Since when has breaking the law been a 'competition'?

The European Parliament has today passed a resolution calling for the harmonisation of fines that member states impose on lorry drivers who breach EU working time rules and fail to take adequate rest breaks between journeys. Given the goings on with the new coalition government in the UK and the perpetual trials and tribulations of the euro, this may seem like small-fry but it does nonetheless illustrate why the EU and the European Parliament, in particular, can be so infuriating.

The EPs press release states:

Lorry drivers who break rules on working time, rest periods or working conditions should pay clear and comparable penalties across the EU, says a resolution adopted by Parliament on Tuesday.
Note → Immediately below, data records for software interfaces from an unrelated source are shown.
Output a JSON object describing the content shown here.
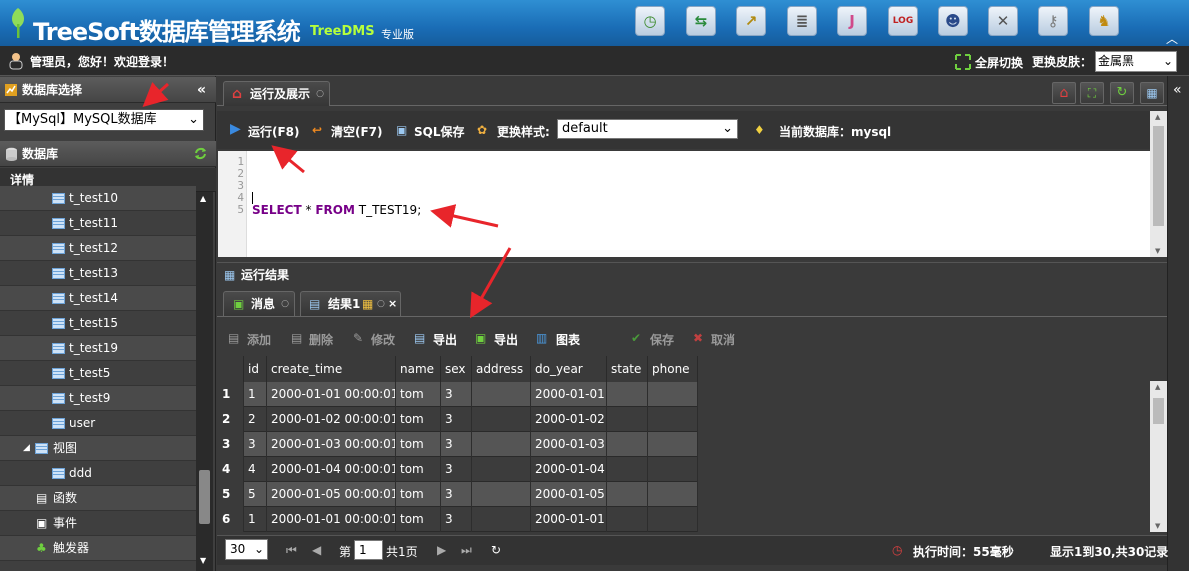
{
  "header": {
    "title": "TreeSoft数据库管理系统",
    "subtitle": "TreeDMS",
    "edition": "专业版",
    "toolbar_icons": [
      "clock-icon",
      "sync-arrows-icon",
      "chart-icon",
      "database-icon",
      "j-icon",
      "log-icon",
      "user-admin-icon",
      "tools-icon",
      "key-icon",
      "person-icon"
    ],
    "collapse": "︿"
  },
  "welcome": {
    "text": "管理员，您好！欢迎登录！",
    "fullscreen": "全屏切换",
    "skin_label": "更换皮肤：",
    "skin_value": "金属黑"
  },
  "left": {
    "db_select_title": "数据库选择",
    "db_select_value": "【MySql】MySQL数据库",
    "db_title": "数据库",
    "detail": "详情",
    "tables": [
      "t_test10",
      "t_test11",
      "t_test12",
      "t_test13",
      "t_test14",
      "t_test15",
      "t_test19",
      "t_test5",
      "t_test9",
      "user"
    ],
    "views_label": "视图",
    "view_items": [
      "ddd"
    ],
    "functions": "函数",
    "events": "事件",
    "triggers": "触发器"
  },
  "main": {
    "tab_label": "运行及展示",
    "toolbar": {
      "run": "运行(F8)",
      "clear": "清空(F7)",
      "save": "SQL保存",
      "style_label": "更换样式:",
      "style_value": "default",
      "current_db": "当前数据库：mysql"
    },
    "editor": {
      "line_numbers": [
        "1",
        "2",
        "3",
        "4",
        "5"
      ],
      "kw1": "SELECT",
      "star": " * ",
      "kw2": "FROM",
      "rest": " T_TEST19;"
    },
    "results_title": "运行结果",
    "result_tabs": {
      "message": "消息",
      "result1": "结果1"
    },
    "result_toolbar": {
      "add": "添加",
      "delete": "删除",
      "edit": "修改",
      "export1": "导出",
      "export2": "导出",
      "chart": "图表",
      "save": "保存",
      "cancel": "取消"
    },
    "columns": [
      "id",
      "create_time",
      "name",
      "sex",
      "address",
      "do_year",
      "state",
      "phone"
    ],
    "rows": [
      [
        "1",
        "1",
        "2000-01-01 00:00:01",
        "tom",
        "3",
        "",
        "2000-01-01",
        "",
        ""
      ],
      [
        "2",
        "2",
        "2000-01-02 00:00:01",
        "tom",
        "3",
        "",
        "2000-01-02",
        "",
        ""
      ],
      [
        "3",
        "3",
        "2000-01-03 00:00:01",
        "tom",
        "3",
        "",
        "2000-01-03",
        "",
        ""
      ],
      [
        "4",
        "4",
        "2000-01-04 00:00:01",
        "tom",
        "3",
        "",
        "2000-01-04",
        "",
        ""
      ],
      [
        "5",
        "5",
        "2000-01-05 00:00:01",
        "tom",
        "3",
        "",
        "2000-01-05",
        "",
        ""
      ],
      [
        "6",
        "1",
        "2000-01-01 00:00:01",
        "tom",
        "3",
        "",
        "2000-01-01",
        "",
        ""
      ]
    ],
    "pager": {
      "page_size": "30",
      "page_prefix": "第",
      "page_value": "1",
      "page_suffix": "共1页",
      "exec_time": "执行时间：55毫秒",
      "summary": "显示1到30,共30记录"
    }
  },
  "colors": {
    "header_blue": "#1a6db6",
    "arrow_red": "#e8252b",
    "keyword": "#770088"
  }
}
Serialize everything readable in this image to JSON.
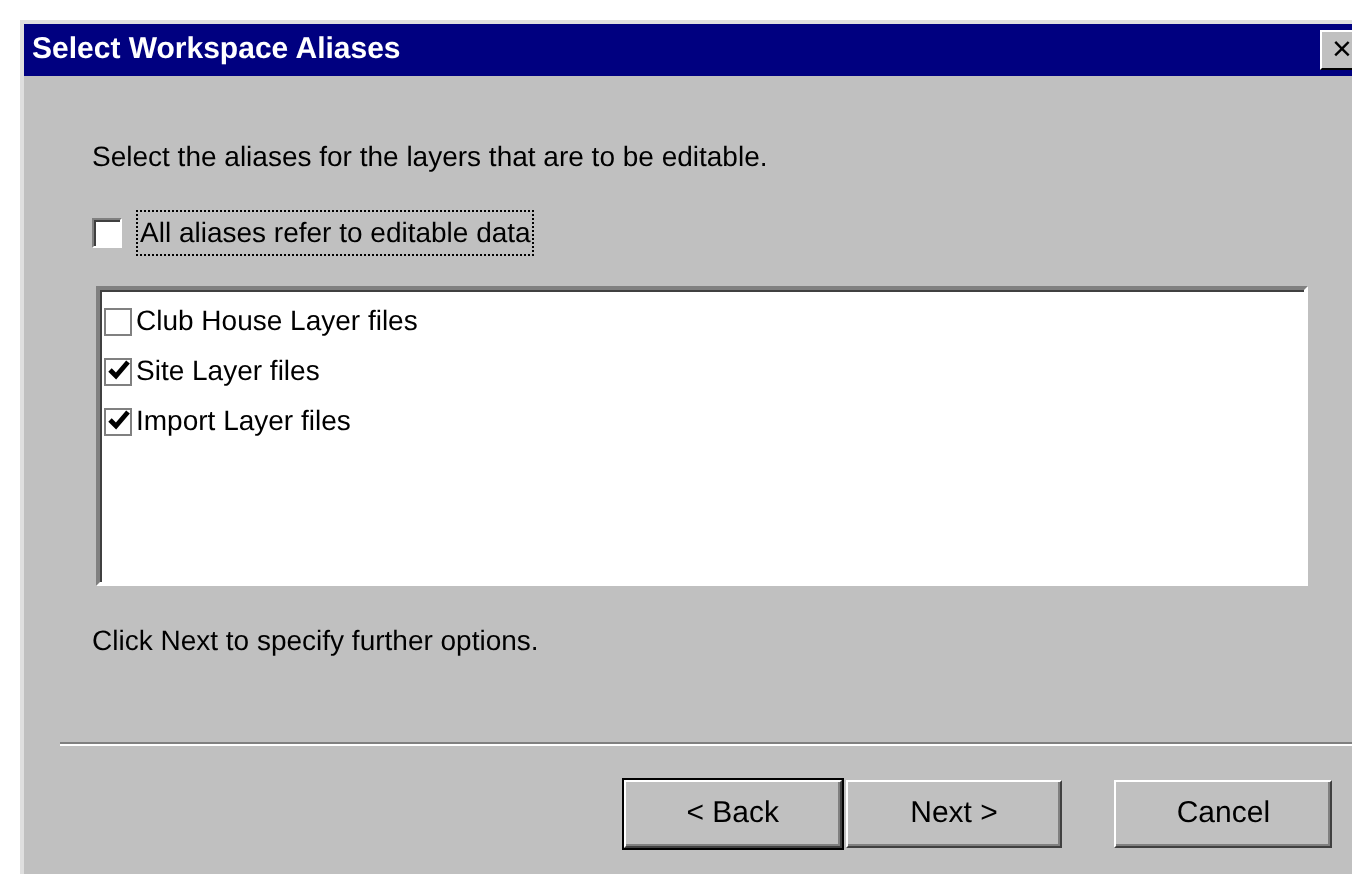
{
  "window": {
    "title": "Select Workspace Aliases",
    "close": "×"
  },
  "instruction": "Select the aliases for the layers that are to be editable.",
  "all_aliases": {
    "label": "All aliases refer to editable data",
    "checked": false,
    "focused": true
  },
  "aliases": [
    {
      "label": "Club House Layer files",
      "checked": false
    },
    {
      "label": "Site Layer files",
      "checked": true
    },
    {
      "label": "Import Layer files",
      "checked": true
    }
  ],
  "hint": "Click Next to specify further options.",
  "buttons": [
    {
      "label": "< Back",
      "default": true
    },
    {
      "label": "Next >",
      "default": false
    },
    {
      "label": "Cancel",
      "default": false
    }
  ]
}
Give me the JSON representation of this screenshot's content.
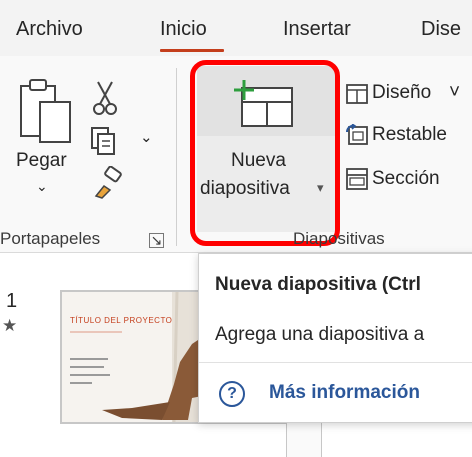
{
  "tabs": [
    {
      "label": "Archivo"
    },
    {
      "label": "Inicio"
    },
    {
      "label": "Insertar"
    },
    {
      "label": "Dise"
    }
  ],
  "ribbon": {
    "clipboard": {
      "paste_label": "Pegar",
      "group_label": "Portapapeles",
      "launcher_glyph": "↘"
    },
    "slides": {
      "new_slide_line1": "Nueva",
      "new_slide_line2": "diapositiva",
      "new_slide_arrow": "▾",
      "layout_label": "Diseño",
      "layout_arrow": "˅",
      "reset_label": "Restable",
      "section_label": "Sección",
      "group_label": "Diapositivas"
    }
  },
  "slide_pane": {
    "slide_number": "1",
    "star_glyph": "★",
    "thumb_title": "TÍTULO DEL PROYECTO"
  },
  "tooltip": {
    "title": "Nueva diapositiva (Ctrl",
    "description": "Agrega una diapositiva a",
    "help_glyph": "?",
    "link_label": "Más información"
  },
  "colors": {
    "accent": "#c43e1c",
    "highlight_box": "#ff0000",
    "link": "#2b579a",
    "icon_green": "#2e9e3e"
  }
}
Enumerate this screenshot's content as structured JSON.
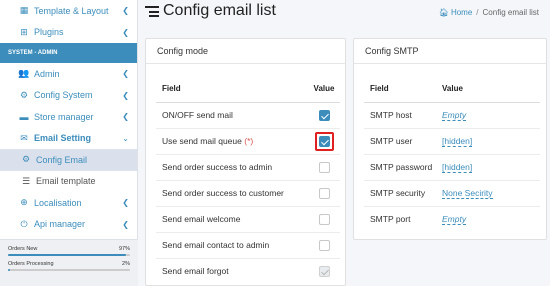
{
  "sidebar": {
    "items_top": [
      {
        "label": "Template & Layout",
        "icon": "template-icon"
      },
      {
        "label": "Plugins",
        "icon": "plugin-icon"
      }
    ],
    "section_header": "SYSTEM - ADMIN",
    "items": [
      {
        "label": "Admin",
        "icon": "users-icon"
      },
      {
        "label": "Config System",
        "icon": "gears-icon"
      },
      {
        "label": "Store manager",
        "icon": "store-icon"
      },
      {
        "label": "Email Setting",
        "icon": "envelope-icon"
      }
    ],
    "sub_items": [
      {
        "label": "Config Email",
        "icon": "gear-icon"
      },
      {
        "label": "Email template",
        "icon": "list-icon"
      }
    ],
    "items_bottom": [
      {
        "label": "Localisation",
        "icon": "globe-icon"
      },
      {
        "label": "Api manager",
        "icon": "plug-icon"
      }
    ],
    "stats": [
      {
        "label": "Orders New",
        "value": "97%",
        "fill": 0.97
      },
      {
        "label": "Orders Processing",
        "value": "2%",
        "fill": 0.02
      }
    ]
  },
  "header": {
    "title": "Config email list",
    "breadcrumb_home": "Home",
    "breadcrumb_sep": "/",
    "breadcrumb_current": "Config email list"
  },
  "config_mode": {
    "title": "Config mode",
    "col_field": "Field",
    "col_value": "Value",
    "rows": [
      {
        "label": "ON/OFF send mail",
        "required": "",
        "checked": true
      },
      {
        "label": "Use send mail queue",
        "required": "(*)",
        "checked": true
      },
      {
        "label": "Send order success to admin",
        "required": "",
        "checked": false
      },
      {
        "label": "Send order success to customer",
        "required": "",
        "checked": false
      },
      {
        "label": "Send email welcome",
        "required": "",
        "checked": false
      },
      {
        "label": "Send email contact to admin",
        "required": "",
        "checked": false
      },
      {
        "label": "Send email forgot",
        "required": "",
        "checked": true
      }
    ]
  },
  "config_smtp": {
    "title": "Config SMTP",
    "col_field": "Field",
    "col_value": "Value",
    "rows": [
      {
        "label": "SMTP host",
        "value": "Empty"
      },
      {
        "label": "SMTP user",
        "value": "[hidden]"
      },
      {
        "label": "SMTP password",
        "value": "[hidden]"
      },
      {
        "label": "SMTP security",
        "value": "None Secirity"
      },
      {
        "label": "SMTP port",
        "value": "Empty"
      }
    ]
  },
  "colors": {
    "accent": "#3c8dbc",
    "highlight": "#e02020"
  }
}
The resolution criticises wide disparities in EU Member States' fines for similar offences and calls for closer harmonisation and co-ordination of penalties, in the interests of road safety and fair competition.

It laments that "Fines for exceeding the daily driving time by more than two hours are currently ten times higher in Spain (€4,600) than in Greece (€400)."

While no one wants to trivialise the potential damage that could be done to people's lives by lorry drivers who break the rules by acting irresponsibly, the language and logic used by the Parliament is simply crazy.

Since when has breaking the law been a 'competition'? Are MEPs seriously suggesting that lorry drivers are making a conscious decision to look for the EU country with the lowest fines and then choosing to break the law? And even if this were the case, why can't those national governments of the member states with the most lawless lorry drivers be trusted to implement a system of fines that they, rather than MEPs, deem appropriate?

The proposed resolution goes to a full vote in June and we would hope that by then enough MEPs see that this is a ludicrous proposal that should be knocked on the head and never seen or heard of again.

1 comment:

Anonymous said...

I think what the gentleman means by "fair competition" is that if country A is fining drivers £200 and country B is fining drivers only £20, then country B's hauliers will not be as hard hit as those in country A. Therefore, those in country B are at a competitive advantage (less money spent on fines).

The real agenda, of course, is "harmonisation".